Page and application data records -
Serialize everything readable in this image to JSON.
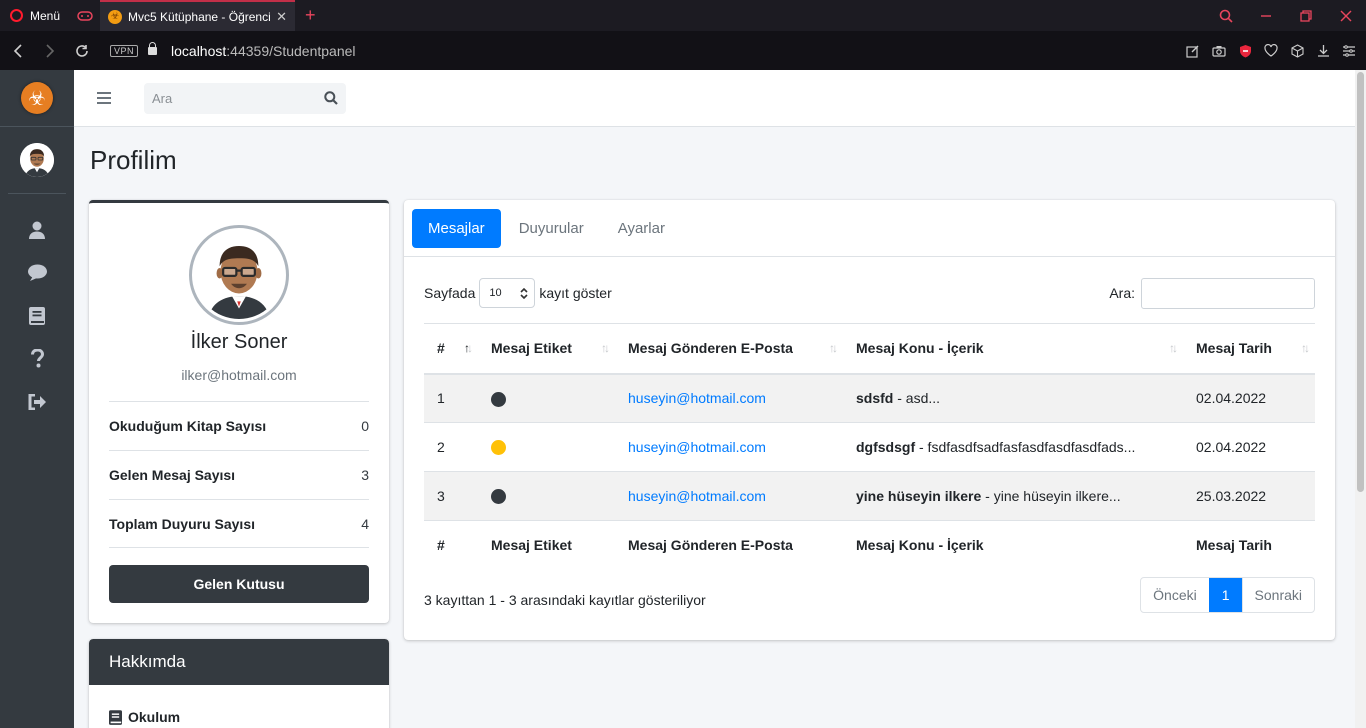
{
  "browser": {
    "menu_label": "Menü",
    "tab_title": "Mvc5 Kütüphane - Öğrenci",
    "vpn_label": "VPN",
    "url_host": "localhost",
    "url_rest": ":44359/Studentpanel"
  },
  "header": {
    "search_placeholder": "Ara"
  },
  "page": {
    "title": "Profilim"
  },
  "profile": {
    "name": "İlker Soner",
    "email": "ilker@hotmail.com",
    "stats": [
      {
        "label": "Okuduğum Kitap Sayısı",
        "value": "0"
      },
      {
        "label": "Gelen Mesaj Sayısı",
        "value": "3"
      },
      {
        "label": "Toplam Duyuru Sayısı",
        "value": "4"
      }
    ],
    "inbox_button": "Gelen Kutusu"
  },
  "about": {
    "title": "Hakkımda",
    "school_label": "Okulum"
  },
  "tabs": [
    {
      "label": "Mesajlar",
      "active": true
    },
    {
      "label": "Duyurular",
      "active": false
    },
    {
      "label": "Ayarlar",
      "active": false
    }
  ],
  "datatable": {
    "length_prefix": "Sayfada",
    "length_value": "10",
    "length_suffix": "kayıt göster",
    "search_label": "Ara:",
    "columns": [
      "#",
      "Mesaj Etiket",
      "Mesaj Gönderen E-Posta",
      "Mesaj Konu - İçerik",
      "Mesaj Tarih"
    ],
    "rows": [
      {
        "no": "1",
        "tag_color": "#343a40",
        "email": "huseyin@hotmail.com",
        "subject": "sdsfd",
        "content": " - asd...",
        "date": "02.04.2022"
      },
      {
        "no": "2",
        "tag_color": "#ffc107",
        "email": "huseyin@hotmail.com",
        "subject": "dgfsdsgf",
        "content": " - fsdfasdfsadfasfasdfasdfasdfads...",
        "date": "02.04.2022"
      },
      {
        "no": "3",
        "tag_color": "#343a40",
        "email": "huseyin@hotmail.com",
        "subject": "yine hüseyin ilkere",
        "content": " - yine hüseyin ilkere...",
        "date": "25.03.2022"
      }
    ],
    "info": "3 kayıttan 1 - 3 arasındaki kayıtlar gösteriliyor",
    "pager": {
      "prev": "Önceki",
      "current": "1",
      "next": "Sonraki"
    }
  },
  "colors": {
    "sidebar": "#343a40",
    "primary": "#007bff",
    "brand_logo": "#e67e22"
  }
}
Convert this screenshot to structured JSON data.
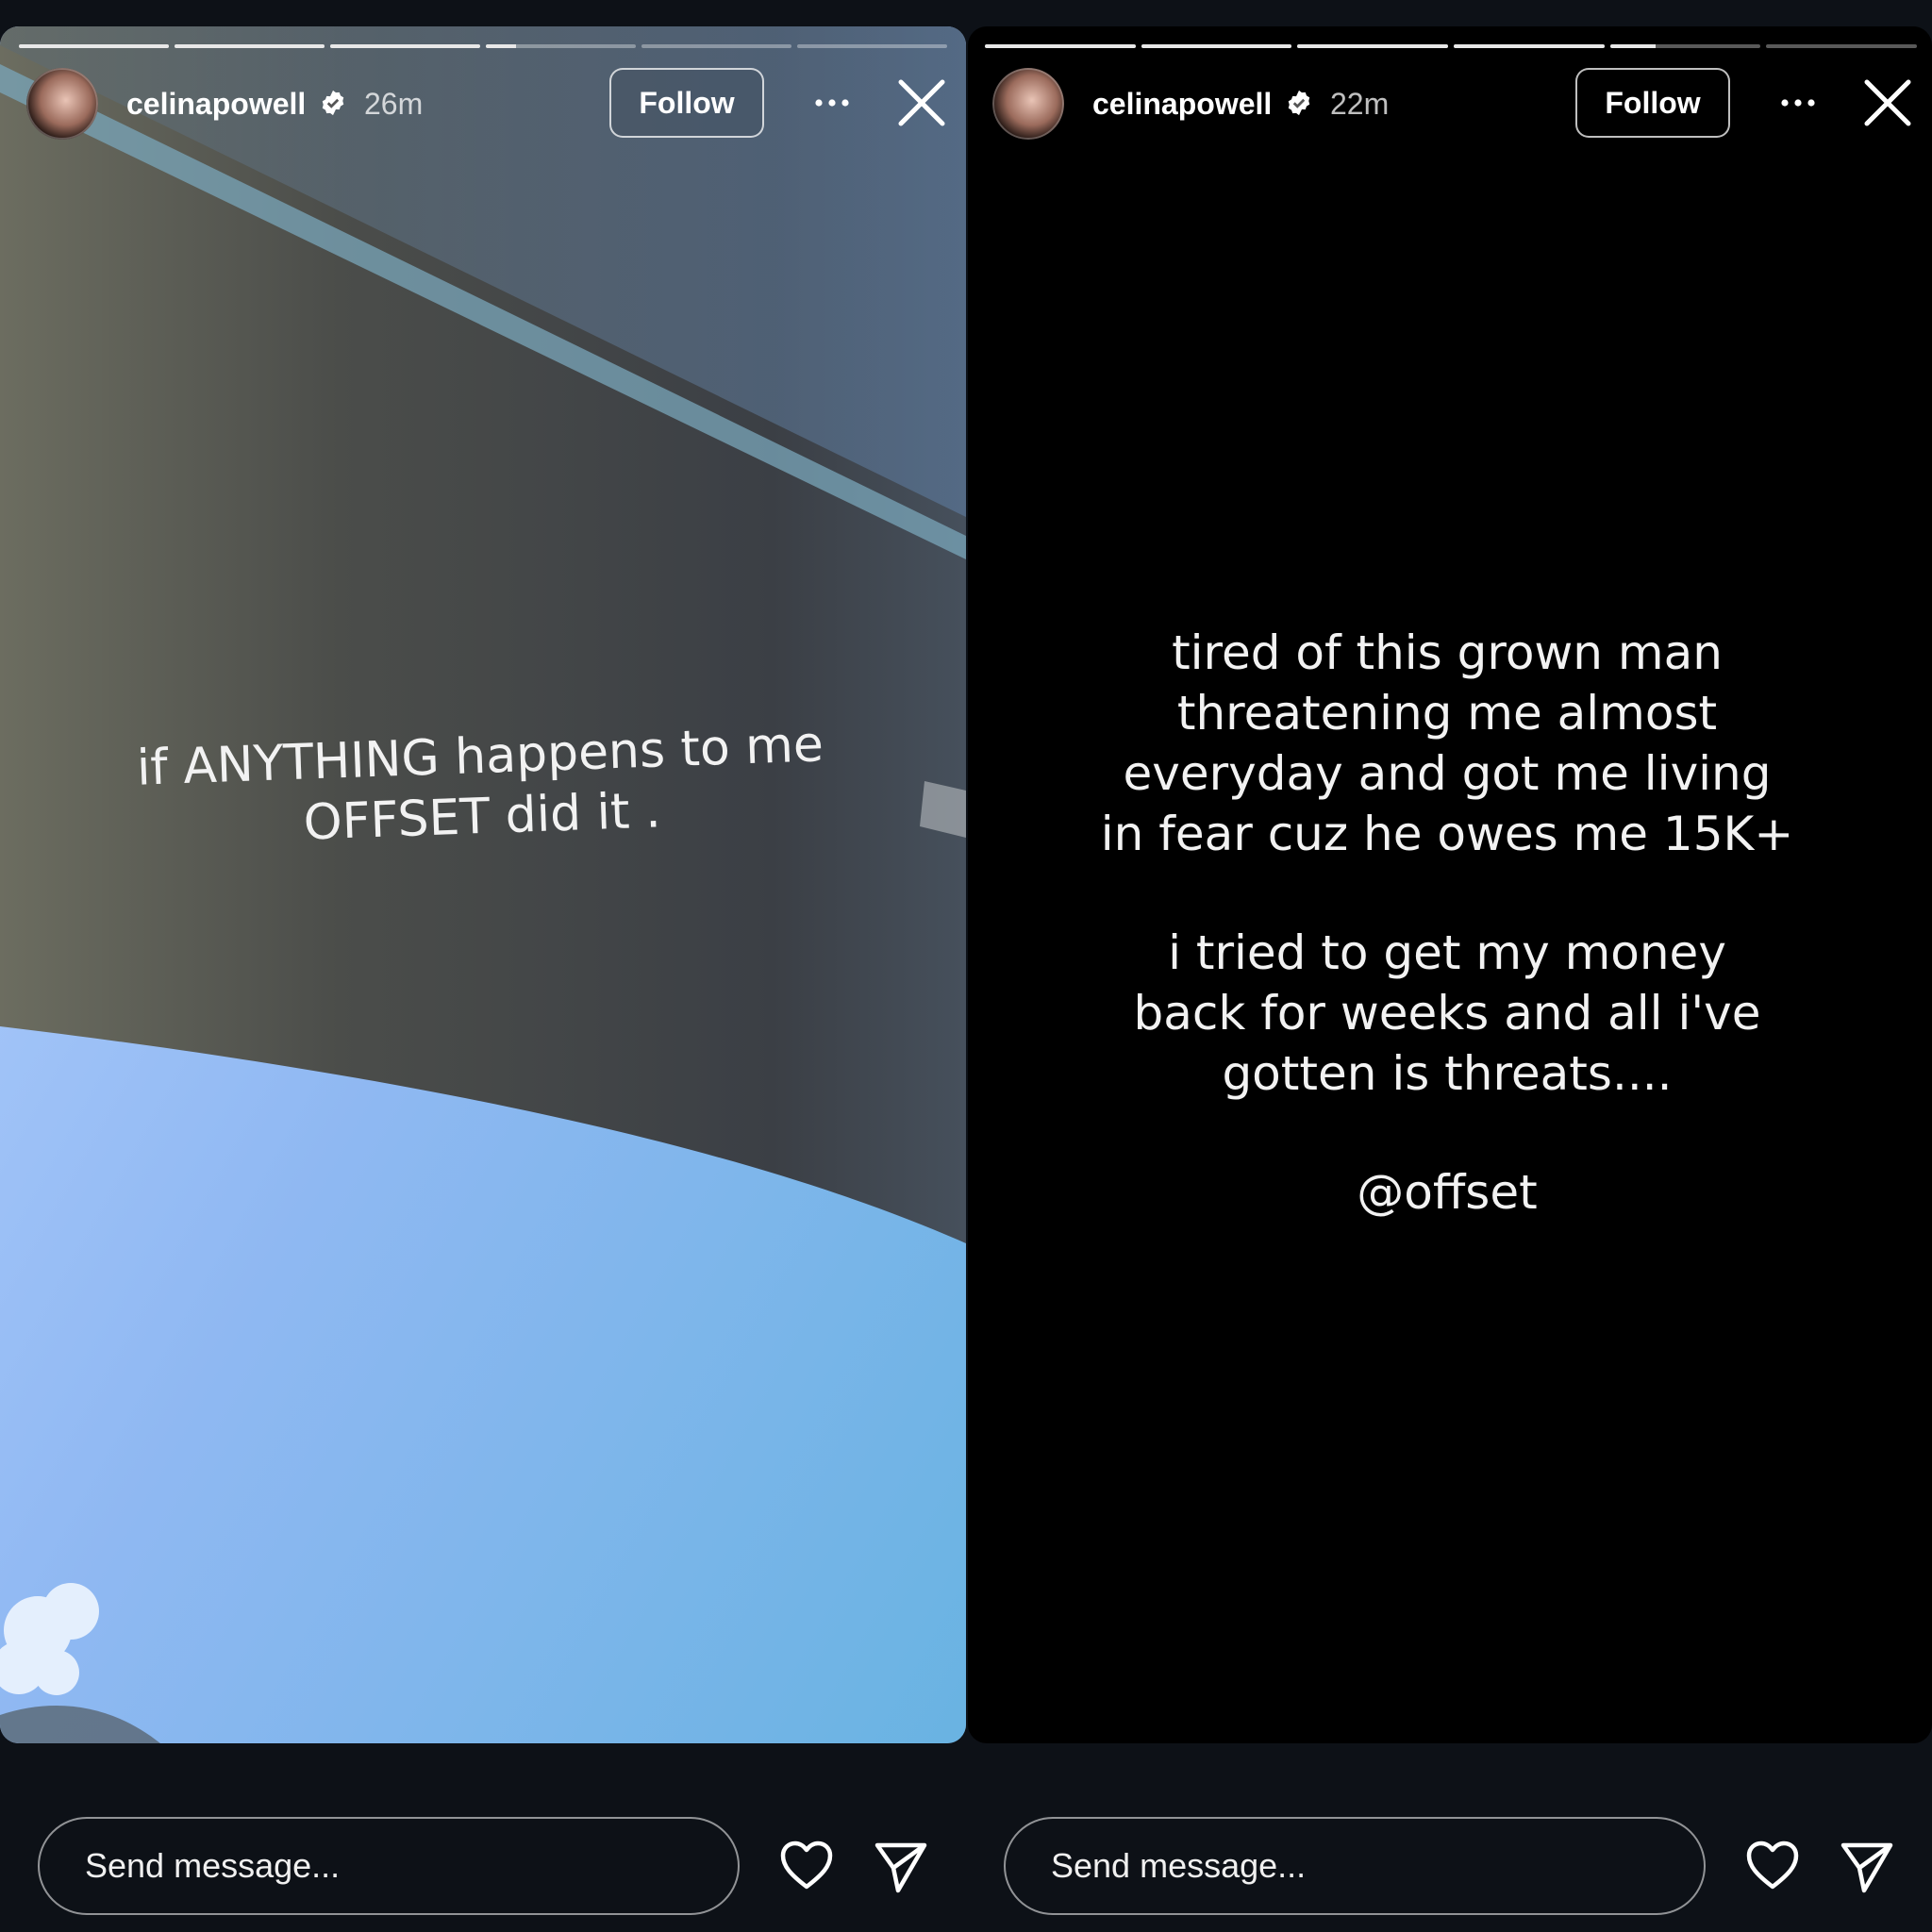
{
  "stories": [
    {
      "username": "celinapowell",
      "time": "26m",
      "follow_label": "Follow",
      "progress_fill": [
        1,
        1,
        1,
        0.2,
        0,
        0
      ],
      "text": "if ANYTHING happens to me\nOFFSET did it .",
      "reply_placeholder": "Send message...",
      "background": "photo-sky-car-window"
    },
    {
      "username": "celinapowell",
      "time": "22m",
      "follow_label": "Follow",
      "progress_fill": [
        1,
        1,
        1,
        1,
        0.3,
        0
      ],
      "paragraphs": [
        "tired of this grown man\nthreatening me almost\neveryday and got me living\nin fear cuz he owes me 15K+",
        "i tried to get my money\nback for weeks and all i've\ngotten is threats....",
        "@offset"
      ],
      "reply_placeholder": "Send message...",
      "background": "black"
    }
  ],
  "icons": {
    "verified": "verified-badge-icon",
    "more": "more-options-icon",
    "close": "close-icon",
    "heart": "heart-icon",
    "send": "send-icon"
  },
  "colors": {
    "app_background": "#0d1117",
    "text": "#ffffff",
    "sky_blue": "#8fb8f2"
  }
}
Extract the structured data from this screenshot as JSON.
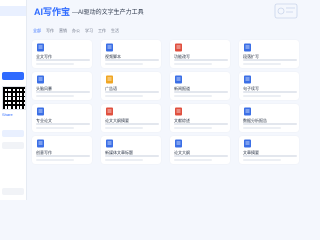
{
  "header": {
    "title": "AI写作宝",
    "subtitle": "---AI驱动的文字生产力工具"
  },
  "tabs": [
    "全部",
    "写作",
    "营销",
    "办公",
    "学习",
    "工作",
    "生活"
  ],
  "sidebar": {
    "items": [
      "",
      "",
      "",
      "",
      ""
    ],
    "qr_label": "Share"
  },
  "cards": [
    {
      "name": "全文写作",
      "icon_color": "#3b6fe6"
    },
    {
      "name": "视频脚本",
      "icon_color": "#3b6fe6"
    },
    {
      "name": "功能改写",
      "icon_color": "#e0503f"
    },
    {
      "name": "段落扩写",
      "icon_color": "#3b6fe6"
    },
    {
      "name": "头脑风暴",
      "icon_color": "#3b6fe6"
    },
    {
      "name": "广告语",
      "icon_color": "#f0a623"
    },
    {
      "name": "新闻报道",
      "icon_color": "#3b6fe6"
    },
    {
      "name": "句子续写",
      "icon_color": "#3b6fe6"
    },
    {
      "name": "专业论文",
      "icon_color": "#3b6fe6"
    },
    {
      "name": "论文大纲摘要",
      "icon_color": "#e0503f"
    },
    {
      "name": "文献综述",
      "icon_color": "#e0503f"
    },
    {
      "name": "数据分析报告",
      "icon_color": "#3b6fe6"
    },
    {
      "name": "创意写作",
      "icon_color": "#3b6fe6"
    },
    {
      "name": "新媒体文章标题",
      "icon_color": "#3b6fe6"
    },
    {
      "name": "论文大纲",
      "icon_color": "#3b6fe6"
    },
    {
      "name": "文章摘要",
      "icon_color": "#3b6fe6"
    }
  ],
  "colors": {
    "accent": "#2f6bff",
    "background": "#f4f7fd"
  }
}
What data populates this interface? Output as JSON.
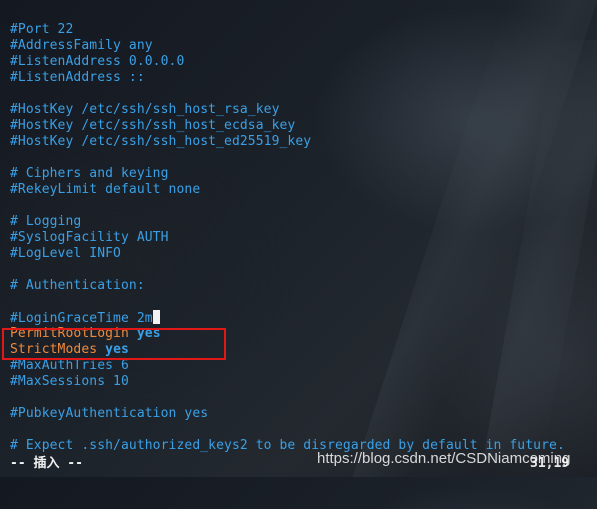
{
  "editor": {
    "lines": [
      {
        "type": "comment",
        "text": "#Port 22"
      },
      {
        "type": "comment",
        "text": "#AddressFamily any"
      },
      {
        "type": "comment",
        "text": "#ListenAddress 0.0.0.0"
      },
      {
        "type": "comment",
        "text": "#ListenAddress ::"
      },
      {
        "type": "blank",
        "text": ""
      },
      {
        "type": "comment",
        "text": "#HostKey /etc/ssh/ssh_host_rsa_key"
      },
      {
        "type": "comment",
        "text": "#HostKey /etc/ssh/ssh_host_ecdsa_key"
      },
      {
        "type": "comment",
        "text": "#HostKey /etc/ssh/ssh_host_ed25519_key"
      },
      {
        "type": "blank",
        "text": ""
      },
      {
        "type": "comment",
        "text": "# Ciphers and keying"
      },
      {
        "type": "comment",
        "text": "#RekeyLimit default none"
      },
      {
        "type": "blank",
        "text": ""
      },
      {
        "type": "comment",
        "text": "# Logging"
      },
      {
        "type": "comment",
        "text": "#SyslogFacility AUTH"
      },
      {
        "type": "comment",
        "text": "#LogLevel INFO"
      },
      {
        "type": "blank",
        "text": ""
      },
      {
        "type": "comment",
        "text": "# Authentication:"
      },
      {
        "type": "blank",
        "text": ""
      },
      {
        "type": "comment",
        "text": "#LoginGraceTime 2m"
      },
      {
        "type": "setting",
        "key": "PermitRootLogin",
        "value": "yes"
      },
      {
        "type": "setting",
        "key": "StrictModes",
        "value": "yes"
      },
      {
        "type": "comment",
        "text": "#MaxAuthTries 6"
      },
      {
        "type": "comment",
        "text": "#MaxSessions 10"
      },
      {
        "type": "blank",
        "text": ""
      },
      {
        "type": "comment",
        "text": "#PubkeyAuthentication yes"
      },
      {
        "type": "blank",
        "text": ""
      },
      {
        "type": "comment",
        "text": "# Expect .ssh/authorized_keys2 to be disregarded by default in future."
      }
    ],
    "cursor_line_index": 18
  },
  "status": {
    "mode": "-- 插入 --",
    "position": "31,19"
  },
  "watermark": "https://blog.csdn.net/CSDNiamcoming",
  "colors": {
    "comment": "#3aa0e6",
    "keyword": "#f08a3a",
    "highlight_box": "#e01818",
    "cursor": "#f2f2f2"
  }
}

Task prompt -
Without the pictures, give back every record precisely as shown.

Solved exercise -
Serialize everything readable in this image to JSON.
{
  "browser": {
    "menu_label": "Menü",
    "tab_title": "Mvc5 Kütüphane - Öğrenci",
    "vpn_label": "VPN",
    "url_host": "localhost",
    "url_rest": ":44359/Studentpanel"
  },
  "header": {
    "search_placeholder": "Ara"
  },
  "page": {
    "title": "Profilim"
  },
  "profile": {
    "name": "İlker Soner",
    "email": "ilker@hotmail.com",
    "stats": [
      {
        "label": "Okuduğum Kitap Sayısı",
        "value": "0"
      },
      {
        "label": "Gelen Mesaj Sayısı",
        "value": "3"
      },
      {
        "label": "Toplam Duyuru Sayısı",
        "value": "4"
      }
    ],
    "inbox_button": "Gelen Kutusu"
  },
  "about": {
    "title": "Hakkımda",
    "school_label": "Okulum"
  },
  "tabs": [
    {
      "label": "Mesajlar",
      "active": true
    },
    {
      "label": "Duyurular",
      "active": false
    },
    {
      "label": "Ayarlar",
      "active": false
    }
  ],
  "datatable": {
    "length_prefix": "Sayfada",
    "length_value": "10",
    "length_suffix": "kayıt göster",
    "search_label": "Ara:",
    "columns": [
      "#",
      "Mesaj Etiket",
      "Mesaj Gönderen E-Posta",
      "Mesaj Konu - İçerik",
      "Mesaj Tarih"
    ],
    "rows": [
      {
        "no": "1",
        "tag_color": "#343a40",
        "email": "huseyin@hotmail.com",
        "subject": "sdsfd",
        "content": " - asd...",
        "date": "02.04.2022"
      },
      {
        "no": "2",
        "tag_color": "#ffc107",
        "email": "huseyin@hotmail.com",
        "subject": "dgfsdsgf",
        "content": " - fsdfasdfsadfasfasdfasdfasdfads...",
        "date": "02.04.2022"
      },
      {
        "no": "3",
        "tag_color": "#343a40",
        "email": "huseyin@hotmail.com",
        "subject": "yine hüseyin ilkere",
        "content": " - yine hüseyin ilkere...",
        "date": "25.03.2022"
      }
    ],
    "info": "3 kayıttan 1 - 3 arasındaki kayıtlar gösteriliyor",
    "pager": {
      "prev": "Önceki",
      "current": "1",
      "next": "Sonraki"
    }
  },
  "colors": {
    "sidebar": "#343a40",
    "primary": "#007bff",
    "brand_logo": "#e67e22"
  }
}
Convert this screenshot to structured JSON data.
{
  "stories": [
    {
      "username": "celinapowell",
      "time": "26m",
      "follow_label": "Follow",
      "progress_fill": [
        1,
        1,
        1,
        0.2,
        0,
        0
      ],
      "text": "if ANYTHING happens to me\nOFFSET did it .",
      "reply_placeholder": "Send message...",
      "background": "photo-sky-car-window"
    },
    {
      "username": "celinapowell",
      "time": "22m",
      "follow_label": "Follow",
      "progress_fill": [
        1,
        1,
        1,
        1,
        0.3,
        0
      ],
      "paragraphs": [
        "tired of this grown man\nthreatening me almost\neveryday and got me living\nin fear cuz he owes me 15K+",
        "i tried to get my money\nback for weeks and all i've\ngotten is threats....",
        "@offset"
      ],
      "reply_placeholder": "Send message...",
      "background": "black"
    }
  ],
  "icons": {
    "verified": "verified-badge-icon",
    "more": "more-options-icon",
    "close": "close-icon",
    "heart": "heart-icon",
    "send": "send-icon"
  },
  "colors": {
    "app_background": "#0d1117",
    "text": "#ffffff",
    "sky_blue": "#8fb8f2"
  }
}
Extract the structured data from this screenshot as JSON.
{
  "header": {
    "title": "AI写作宝",
    "subtitle": "---AI驱动的文字生产力工具"
  },
  "tabs": [
    "全部",
    "写作",
    "营销",
    "办公",
    "学习",
    "工作",
    "生活"
  ],
  "sidebar": {
    "items": [
      "",
      "",
      "",
      "",
      ""
    ],
    "qr_label": "Share"
  },
  "cards": [
    {
      "name": "全文写作",
      "icon_color": "#3b6fe6"
    },
    {
      "name": "视频脚本",
      "icon_color": "#3b6fe6"
    },
    {
      "name": "功能改写",
      "icon_color": "#e0503f"
    },
    {
      "name": "段落扩写",
      "icon_color": "#3b6fe6"
    },
    {
      "name": "头脑风暴",
      "icon_color": "#3b6fe6"
    },
    {
      "name": "广告语",
      "icon_color": "#f0a623"
    },
    {
      "name": "新闻报道",
      "icon_color": "#3b6fe6"
    },
    {
      "name": "句子续写",
      "icon_color": "#3b6fe6"
    },
    {
      "name": "专业论文",
      "icon_color": "#3b6fe6"
    },
    {
      "name": "论文大纲摘要",
      "icon_color": "#e0503f"
    },
    {
      "name": "文献综述",
      "icon_color": "#e0503f"
    },
    {
      "name": "数据分析报告",
      "icon_color": "#3b6fe6"
    },
    {
      "name": "创意写作",
      "icon_color": "#3b6fe6"
    },
    {
      "name": "新媒体文章标题",
      "icon_color": "#3b6fe6"
    },
    {
      "name": "论文大纲",
      "icon_color": "#3b6fe6"
    },
    {
      "name": "文章摘要",
      "icon_color": "#3b6fe6"
    }
  ],
  "colors": {
    "accent": "#2f6bff",
    "background": "#f4f7fd"
  }
}
What data populates this interface? Output as JSON.
{
  "editor": {
    "lines": [
      {
        "type": "comment",
        "text": "#Port 22"
      },
      {
        "type": "comment",
        "text": "#AddressFamily any"
      },
      {
        "type": "comment",
        "text": "#ListenAddress 0.0.0.0"
      },
      {
        "type": "comment",
        "text": "#ListenAddress ::"
      },
      {
        "type": "blank",
        "text": ""
      },
      {
        "type": "comment",
        "text": "#HostKey /etc/ssh/ssh_host_rsa_key"
      },
      {
        "type": "comment",
        "text": "#HostKey /etc/ssh/ssh_host_ecdsa_key"
      },
      {
        "type": "comment",
        "text": "#HostKey /etc/ssh/ssh_host_ed25519_key"
      },
      {
        "type": "blank",
        "text": ""
      },
      {
        "type": "comment",
        "text": "# Ciphers and keying"
      },
      {
        "type": "comment",
        "text": "#RekeyLimit default none"
      },
      {
        "type": "blank",
        "text": ""
      },
      {
        "type": "comment",
        "text": "# Logging"
      },
      {
        "type": "comment",
        "text": "#SyslogFacility AUTH"
      },
      {
        "type": "comment",
        "text": "#LogLevel INFO"
      },
      {
        "type": "blank",
        "text": ""
      },
      {
        "type": "comment",
        "text": "# Authentication:"
      },
      {
        "type": "blank",
        "text": ""
      },
      {
        "type": "comment",
        "text": "#LoginGraceTime 2m"
      },
      {
        "type": "setting",
        "key": "PermitRootLogin",
        "value": "yes"
      },
      {
        "type": "setting",
        "key": "StrictModes",
        "value": "yes"
      },
      {
        "type": "comment",
        "text": "#MaxAuthTries 6"
      },
      {
        "type": "comment",
        "text": "#MaxSessions 10"
      },
      {
        "type": "blank",
        "text": ""
      },
      {
        "type": "comment",
        "text": "#PubkeyAuthentication yes"
      },
      {
        "type": "blank",
        "text": ""
      },
      {
        "type": "comment",
        "text": "# Expect .ssh/authorized_keys2 to be disregarded by default in future."
      }
    ],
    "cursor_line_index": 18
  },
  "status": {
    "mode": "-- 插入 --",
    "position": "31,19"
  },
  "watermark": "https://blog.csdn.net/CSDNiamcoming",
  "colors": {
    "comment": "#3aa0e6",
    "keyword": "#f08a3a",
    "highlight_box": "#e01818",
    "cursor": "#f2f2f2"
  }
}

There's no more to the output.